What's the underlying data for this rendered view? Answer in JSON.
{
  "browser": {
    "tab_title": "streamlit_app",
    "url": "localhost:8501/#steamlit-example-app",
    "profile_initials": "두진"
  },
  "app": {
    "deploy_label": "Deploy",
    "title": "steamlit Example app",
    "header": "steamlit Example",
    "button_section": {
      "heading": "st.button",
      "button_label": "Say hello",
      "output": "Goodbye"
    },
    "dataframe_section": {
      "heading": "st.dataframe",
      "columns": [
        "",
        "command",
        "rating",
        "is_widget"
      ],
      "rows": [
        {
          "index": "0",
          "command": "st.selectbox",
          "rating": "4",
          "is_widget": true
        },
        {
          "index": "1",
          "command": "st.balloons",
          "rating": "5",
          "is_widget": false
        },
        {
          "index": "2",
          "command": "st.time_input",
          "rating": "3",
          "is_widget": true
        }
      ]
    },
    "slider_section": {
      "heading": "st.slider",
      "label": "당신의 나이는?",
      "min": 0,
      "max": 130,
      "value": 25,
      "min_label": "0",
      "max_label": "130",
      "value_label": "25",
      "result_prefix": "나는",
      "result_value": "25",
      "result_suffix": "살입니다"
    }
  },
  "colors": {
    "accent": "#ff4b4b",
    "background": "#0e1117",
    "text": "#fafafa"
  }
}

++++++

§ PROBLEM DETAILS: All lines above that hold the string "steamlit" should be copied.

§ OUTPUT OF THE EXERCISE:
    "url": "localhost:8501/#steamlit-example-app",
    "title": "steamlit Example app",
    "header": "steamlit Example",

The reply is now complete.